Valentino leaked the complaint to the media the week before Christmas.

New Tool Needed for Sentencing Florida Taxwatch, a nonpartisan, nonprofit public policy research group, issued recently its annual recommendations on how Governor Rick Scott and the Florida Legislature can save taxpayers billions of dollars.

“This year, the 2015 Government Efficiency Recommendations report proposes new and innovative ways for the state to save taxpayer dollars and improve efficiency in service delivery,” said John R. Alexander, Chairman of the TaxWatch Center for Government Efficiency Advisory Board. “It is crucial for Florida lawmakers to continue to implement previous recommendations that are still relevant but not yet complete, while also adopting new recommendations to improve taxpayer value.”

Florida TaxWatch made several recommendations regarding the state’s criminal justice system. The Florida Department of Corrections housed 100,942 inmates as of June 30, 2014, and the population is expected to grow 2.5 percent by FY 2018-19. According to the report, the growing corrections population costs taxpayers over $2 billion annually.

The research group recommended the creation of a risk/needs assessment tool for judges to access offense/offender-specific cost and recidivism estimates and develop more appropriate sentencing options best targeted to individual offenders and reduce the overall prison population over time.

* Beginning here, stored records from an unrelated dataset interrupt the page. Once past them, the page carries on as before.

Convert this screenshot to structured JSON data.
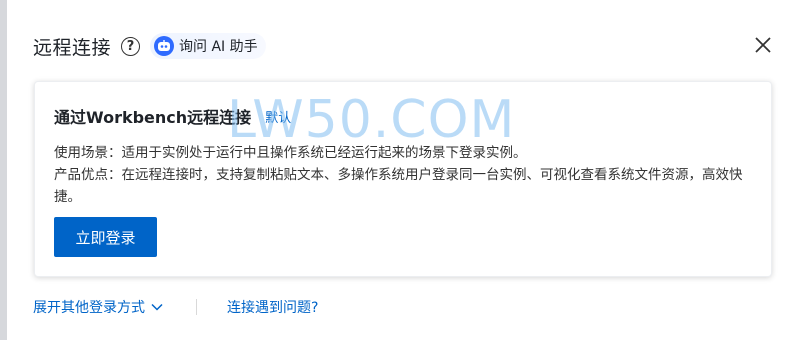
{
  "dialog": {
    "title": "远程连接",
    "help_icon": "question-circle-icon",
    "ai_assistant_label": "询问 AI 助手",
    "close_icon": "close-icon"
  },
  "card": {
    "title": "通过Workbench远程连接",
    "default_tag": "默认",
    "use_case": "使用场景：适用于实例处于运行中且操作系统已经运行起来的场景下登录实例。",
    "advantages": "产品优点：在远程连接时，支持复制粘贴文本、多操作系统用户登录同一台实例、可视化查看系统文件资源，高效快捷。",
    "login_button": "立即登录"
  },
  "watermark": "LW50.COM",
  "footer": {
    "expand_label": "展开其他登录方式",
    "problem_link": "连接遇到问题?"
  },
  "colors": {
    "primary": "#0064c8",
    "text": "#1f2329",
    "ai_icon": "#2f6bff"
  }
}
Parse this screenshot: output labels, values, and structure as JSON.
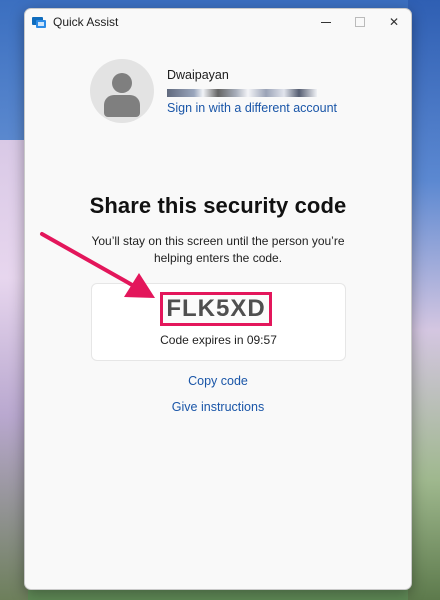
{
  "window": {
    "title": "Quick Assist",
    "app_icon": "quick-assist-icon"
  },
  "titlebar": {
    "minimize_icon": "minimize-icon",
    "maximize_icon": "maximize-icon",
    "close_icon": "close-icon",
    "close_glyph": "✕"
  },
  "account": {
    "name": "Dwaipayan",
    "switch_label": "Sign in with a different account",
    "avatar_icon": "user-avatar-icon"
  },
  "main": {
    "heading": "Share this security code",
    "subtext": "You’ll stay on this screen until the person you’re helping enters the code.",
    "code": "FLK5XD",
    "expiry": "Code expires in 09:57",
    "copy_label": "Copy code",
    "instructions_label": "Give instructions"
  },
  "annotation": {
    "arrow_color": "#e3165b",
    "highlight_color": "#e3165b"
  },
  "colors": {
    "link": "#1a56a8",
    "window_bg": "#f9f9f9"
  }
}
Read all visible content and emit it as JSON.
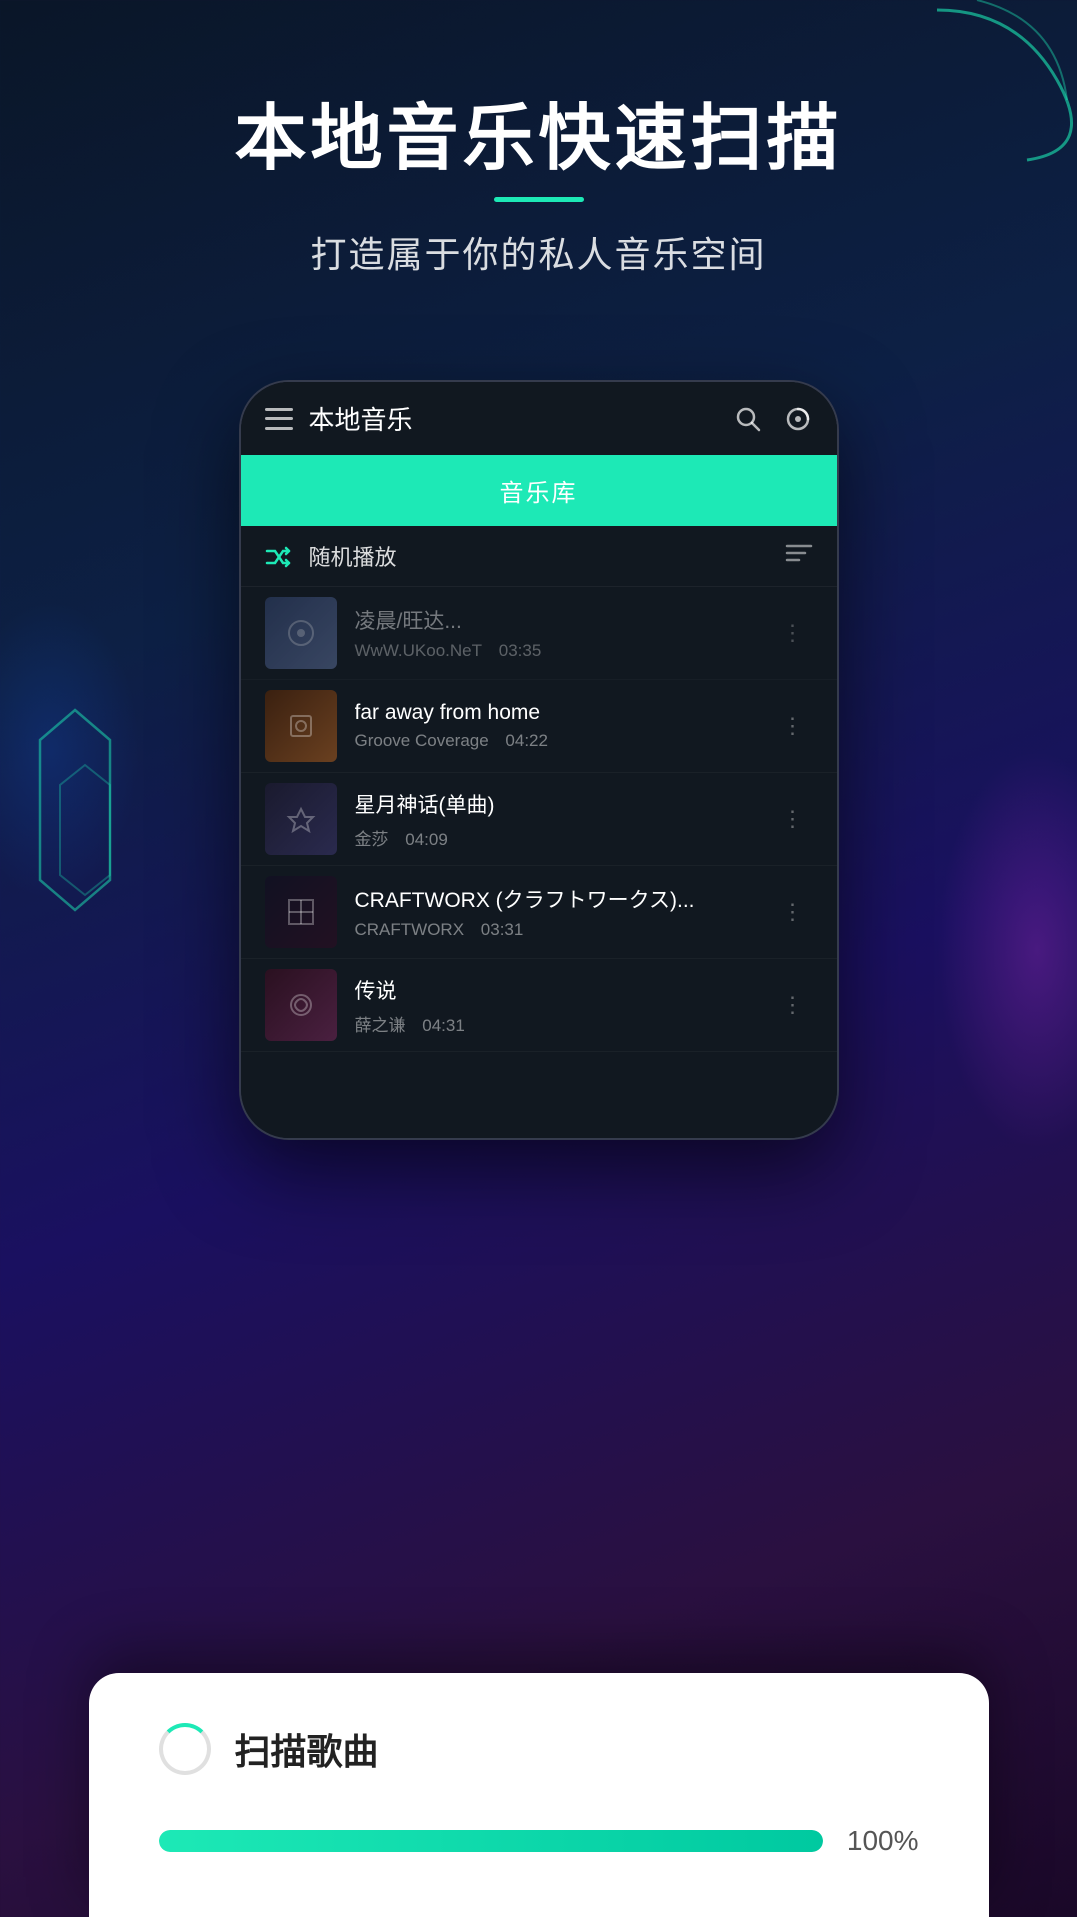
{
  "page": {
    "background": "#0a1628"
  },
  "header": {
    "main_title": "本地音乐快速扫描",
    "sub_title": "打造属于你的私人音乐空间"
  },
  "phone": {
    "topbar_title": "本地音乐",
    "music_lib_tab": "音乐库",
    "shuffle_label": "随机播放"
  },
  "songs": [
    {
      "title": "凌晨/旺达...",
      "artist": "WwW.UKoo.NeT",
      "duration": "03:35",
      "art_class": "art-1"
    },
    {
      "title": "far away from home",
      "artist": "Groove Coverage",
      "duration": "04:22",
      "art_class": "art-2"
    },
    {
      "title": "星月神话(单曲)",
      "artist": "金莎",
      "duration": "04:09",
      "art_class": "art-3"
    },
    {
      "title": "CRAFTWORX (クラフトワークス)...",
      "artist": "CRAFTWORX",
      "duration": "03:31",
      "art_class": "art-4"
    },
    {
      "title": "传说",
      "artist": "薛之谦",
      "duration": "04:31",
      "art_class": "art-5"
    }
  ],
  "scan_dialog": {
    "title": "扫描歌曲",
    "progress_percent": "100%",
    "progress_value": 100
  }
}
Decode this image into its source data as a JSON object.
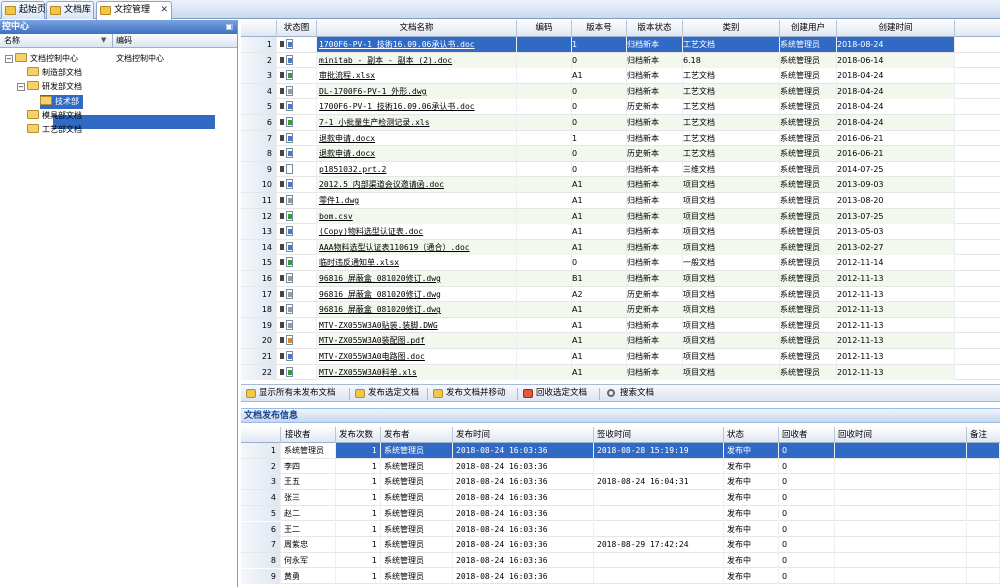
{
  "tabs": [
    {
      "label": "起始页",
      "active": false
    },
    {
      "label": "文档库",
      "active": false
    },
    {
      "label": "文控管理",
      "active": true
    }
  ],
  "tab_close": "✕",
  "left_panel": {
    "title": "控中心",
    "pin": "▣",
    "col_name": "名称",
    "col_code": "编码",
    "tree": [
      {
        "label": "文档控制中心",
        "code": "文档控制中心",
        "level": 0,
        "expanded": true
      },
      {
        "label": "制造部文档",
        "code": "",
        "level": 1,
        "expanded": false
      },
      {
        "label": "研发部文档",
        "code": "",
        "level": 1,
        "expanded": true
      },
      {
        "label": "技术部",
        "code": "",
        "level": 2,
        "selected": true
      },
      {
        "label": "模具部文档",
        "code": "",
        "level": 1,
        "expanded": false
      },
      {
        "label": "工艺部文档",
        "code": "",
        "level": 1,
        "expanded": false
      }
    ]
  },
  "doc_grid": {
    "headers": [
      "状态图",
      "文档名称",
      "编码",
      "版本号",
      "版本状态",
      "类别",
      "创建用户",
      "创建时间"
    ],
    "rows": [
      {
        "n": "1",
        "icon": "doc",
        "name": "1700F6-PV-1 技術16.09.06承认书.doc",
        "code": "",
        "ver": "1",
        "state": "归档新本",
        "cat": "工艺文档",
        "user": "系统管理员",
        "time": "2018-08-24"
      },
      {
        "n": "2",
        "icon": "doc",
        "name": "minitab - 副本 - 副本 (2).doc",
        "code": "",
        "ver": "0",
        "state": "归档新本",
        "cat": "6.18",
        "user": "系统管理员",
        "time": "2018-06-14"
      },
      {
        "n": "3",
        "icon": "xls",
        "name": "审批流程.xlsx",
        "code": "",
        "ver": "A1",
        "state": "归档新本",
        "cat": "工艺文档",
        "user": "系统管理员",
        "time": "2018-04-24"
      },
      {
        "n": "4",
        "icon": "dwg",
        "name": "DL-1700F6-PV-1 外形.dwg",
        "code": "",
        "ver": "0",
        "state": "归档新本",
        "cat": "工艺文档",
        "user": "系统管理员",
        "time": "2018-04-24"
      },
      {
        "n": "5",
        "icon": "doc",
        "name": "1700F6-PV-1 技術16.09.06承认书.doc",
        "code": "",
        "ver": "0",
        "state": "历史新本",
        "cat": "工艺文档",
        "user": "系统管理员",
        "time": "2018-04-24"
      },
      {
        "n": "6",
        "icon": "xls",
        "name": "7-1 小批量生产检测记录.xls",
        "code": "",
        "ver": "0",
        "state": "归档新本",
        "cat": "工艺文档",
        "user": "系统管理员",
        "time": "2018-04-24"
      },
      {
        "n": "7",
        "icon": "doc",
        "name": "退款申请.docx",
        "code": "",
        "ver": "1",
        "state": "归档新本",
        "cat": "工艺文档",
        "user": "系统管理员",
        "time": "2016-06-21"
      },
      {
        "n": "8",
        "icon": "doc",
        "name": "退款申请.docx",
        "code": "",
        "ver": "0",
        "state": "历史新本",
        "cat": "工艺文档",
        "user": "系统管理员",
        "time": "2016-06-21"
      },
      {
        "n": "9",
        "icon": "blank",
        "name": "p1851032.prt.2",
        "code": "",
        "ver": "0",
        "state": "归档新本",
        "cat": "三维文档",
        "user": "系统管理员",
        "time": "2014-07-25"
      },
      {
        "n": "10",
        "icon": "doc",
        "name": "2012.5 内部渠道会议邀请函.doc",
        "code": "",
        "ver": "A1",
        "state": "归档新本",
        "cat": "项目文档",
        "user": "系统管理员",
        "time": "2013-09-03"
      },
      {
        "n": "11",
        "icon": "dwg",
        "name": "零件1.dwg",
        "code": "",
        "ver": "A1",
        "state": "归档新本",
        "cat": "项目文档",
        "user": "系统管理员",
        "time": "2013-08-20"
      },
      {
        "n": "12",
        "icon": "xls",
        "name": "bom.csv",
        "code": "",
        "ver": "A1",
        "state": "归档新本",
        "cat": "项目文档",
        "user": "系统管理员",
        "time": "2013-07-25"
      },
      {
        "n": "13",
        "icon": "doc",
        "name": "(Copy)物料选型认证表.doc",
        "code": "",
        "ver": "A1",
        "state": "归档新本",
        "cat": "项目文档",
        "user": "系统管理员",
        "time": "2013-05-03"
      },
      {
        "n": "14",
        "icon": "doc",
        "name": "AAA物料选型认证表110619（通合）.doc",
        "code": "",
        "ver": "A1",
        "state": "归档新本",
        "cat": "项目文档",
        "user": "系统管理员",
        "time": "2013-02-27"
      },
      {
        "n": "15",
        "icon": "xls",
        "name": "临时违反通知单.xlsx",
        "code": "",
        "ver": "0",
        "state": "归档新本",
        "cat": "一般文档",
        "user": "系统管理员",
        "time": "2012-11-14"
      },
      {
        "n": "16",
        "icon": "dwg",
        "name": "96816 屏蔽盒 081020修订.dwg",
        "code": "",
        "ver": "B1",
        "state": "归档新本",
        "cat": "项目文档",
        "user": "系统管理员",
        "time": "2012-11-13"
      },
      {
        "n": "17",
        "icon": "dwg",
        "name": "96816 屏蔽盒 081020修订.dwg",
        "code": "",
        "ver": "A2",
        "state": "历史新本",
        "cat": "项目文档",
        "user": "系统管理员",
        "time": "2012-11-13"
      },
      {
        "n": "18",
        "icon": "dwg",
        "name": "96816 屏蔽盒 081020修订.dwg",
        "code": "",
        "ver": "A1",
        "state": "历史新本",
        "cat": "项目文档",
        "user": "系统管理员",
        "time": "2012-11-13"
      },
      {
        "n": "19",
        "icon": "dwg",
        "name": "MTV-ZX055W3A0贴装.装脚.DWG",
        "code": "",
        "ver": "A1",
        "state": "归档新本",
        "cat": "项目文档",
        "user": "系统管理员",
        "time": "2012-11-13"
      },
      {
        "n": "20",
        "icon": "pdf",
        "name": "MTV-ZX055W3A0装配图.pdf",
        "code": "",
        "ver": "A1",
        "state": "归档新本",
        "cat": "项目文档",
        "user": "系统管理员",
        "time": "2012-11-13"
      },
      {
        "n": "21",
        "icon": "doc",
        "name": "MTV-ZX055W3A0电路图.doc",
        "code": "",
        "ver": "A1",
        "state": "归档新本",
        "cat": "项目文档",
        "user": "系统管理员",
        "time": "2012-11-13"
      },
      {
        "n": "22",
        "icon": "xls",
        "name": "MTV-ZX055W3A0料单.xls",
        "code": "",
        "ver": "A1",
        "state": "归档新本",
        "cat": "项目文档",
        "user": "系统管理员",
        "time": "2012-11-13"
      }
    ]
  },
  "toolbar": {
    "show_unpublished": "显示所有未发布文档",
    "publish_selected": "发布选定文档",
    "publish_and_move": "发布文档并移动",
    "recall_selected": "回收选定文档",
    "search_docs": "搜索文档"
  },
  "publish_panel": {
    "title": "文档发布信息",
    "headers": [
      "接收者",
      "发布次数",
      "发布者",
      "发布时间",
      "签收时间",
      "状态",
      "回收者",
      "回收时间",
      "备注"
    ],
    "rows": [
      {
        "n": "1",
        "receiver": "系统管理员",
        "count": "1",
        "publisher": "系统管理员",
        "pub_time": "2018-08-24 16:03:36",
        "sign_time": "2018-08-28 15:19:19",
        "state": "发布中",
        "recaller": "0",
        "recall_time": "",
        "note": ""
      },
      {
        "n": "2",
        "receiver": "李四",
        "count": "1",
        "publisher": "系统管理员",
        "pub_time": "2018-08-24 16:03:36",
        "sign_time": "",
        "state": "发布中",
        "recaller": "0",
        "recall_time": "",
        "note": ""
      },
      {
        "n": "3",
        "receiver": "王五",
        "count": "1",
        "publisher": "系统管理员",
        "pub_time": "2018-08-24 16:03:36",
        "sign_time": "2018-08-24 16:04:31",
        "state": "发布中",
        "recaller": "0",
        "recall_time": "",
        "note": ""
      },
      {
        "n": "4",
        "receiver": "张三",
        "count": "1",
        "publisher": "系统管理员",
        "pub_time": "2018-08-24 16:03:36",
        "sign_time": "",
        "state": "发布中",
        "recaller": "0",
        "recall_time": "",
        "note": ""
      },
      {
        "n": "5",
        "receiver": "赵二",
        "count": "1",
        "publisher": "系统管理员",
        "pub_time": "2018-08-24 16:03:36",
        "sign_time": "",
        "state": "发布中",
        "recaller": "0",
        "recall_time": "",
        "note": ""
      },
      {
        "n": "6",
        "receiver": "王二",
        "count": "1",
        "publisher": "系统管理员",
        "pub_time": "2018-08-24 16:03:36",
        "sign_time": "",
        "state": "发布中",
        "recaller": "0",
        "recall_time": "",
        "note": ""
      },
      {
        "n": "7",
        "receiver": "周紫忠",
        "count": "1",
        "publisher": "系统管理员",
        "pub_time": "2018-08-24 16:03:36",
        "sign_time": "2018-08-29 17:42:24",
        "state": "发布中",
        "recaller": "0",
        "recall_time": "",
        "note": ""
      },
      {
        "n": "8",
        "receiver": "何永军",
        "count": "1",
        "publisher": "系统管理员",
        "pub_time": "2018-08-24 16:03:36",
        "sign_time": "",
        "state": "发布中",
        "recaller": "0",
        "recall_time": "",
        "note": ""
      },
      {
        "n": "9",
        "receiver": "黄勇",
        "count": "1",
        "publisher": "系统管理员",
        "pub_time": "2018-08-24 16:03:36",
        "sign_time": "",
        "state": "发布中",
        "recaller": "0",
        "recall_time": "",
        "note": ""
      }
    ]
  },
  "colors": {
    "selection": "#316ac5",
    "header_blue": "#3e6fc1",
    "panel_title": "#15428b"
  }
}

“Florida can responsibly reduce the prison population while maintaining public safety by adjusting sentencing restrictions and embracing alternative sentencing methods that reduce recidivism by targeting individual offender risks, needs and characteristics.” -Florida TaxWatch

Two decades after Congress passed the Violent Crime Control and Law Enforcement Act of 1994, lawmakers have focused on harsher mandatory sentences that locked up more offenders for longer periods. Florida’s imprisonment rate has climbed 31 percent and crime has declined 54 percent since then.

With the implementation of “tough-on-crime” approaches to offenders, beginning with Florida’s 1983 Sentencing Guidelines, judges have faced increasingly narrowing discretion in sentencing options, as well as pressure to put offenders away for less serious crimes and for longer periods of time in situations where they do retain discretion.

TaxWatch sees the need for a tool to guide sentencing toward an effective treatment by assessing criminogenic needs and the other factors such as low self-control, substance abuse, antisocial attitudes and criminal thinking.

“Florida can responsibly reduce the prison population while maintaining public safety by adjusting sentencing restrictions and embracing alternative sentencing methods that reduce recidivism by targeting individual offender risks, needs and characteristics,” said TaxWatch. “Every 1 percent reduction in recidivism represents 400 fewer inmates admitted over a three-year period and savings of approximately $8 million.”

No Recovery for Paychecks Escambia County’s average wages have been flat over the past 10 years. Don’t feel bad—Santa Rosa County is down 3.3 percent for the period from 2004 through 2013.

According a recent report by The Wall Street Journal, a third of all U.S. counties have seen their pay decline when the figures are adjusted for inflation. Florida has faired worse than most of the nation. Three out of four Florida counties suffered wage declines in that period. Only 17 counties reported average wage gains.

In Northwest Florida, Escambia County had a .01 percent decrease, dropping from $38,196 in 2004 to $38,146 last year. Santa Rosa fell from $34,244 to $33,117. Only Okaloosa County had an increase in annual pay, jumping from $38,431 in 2004 to $40,207 in 2013—a 4.6 percent jump.

New Rats Announced The Council on Aging of West Florida recently held a cocktail reception at Jackson’s Steakhouse to thank supporters and announce its 2015 “Rat Pack.”

The brainchild of Dee Dee Davis, “The Rat Pack” reunions have been highly successful fundraisers. The initial “Rat” was attorney Fred Levin. Since then, Quint Studer, Terri Levin, Mike Papantonio, Corbett Davis and others have been honored and roasted. The 2014 honorees were Larry “Moose” Morris, Jack Nobles, Tom Pace, Jr. and Jim Rigsbee.

The Council on Aging of West Florida CEO John Clark announced the 2015 “Rats” are McGuire Martin, Collier Merrill, Charlie Switzer, and County Commissioner Lumon May.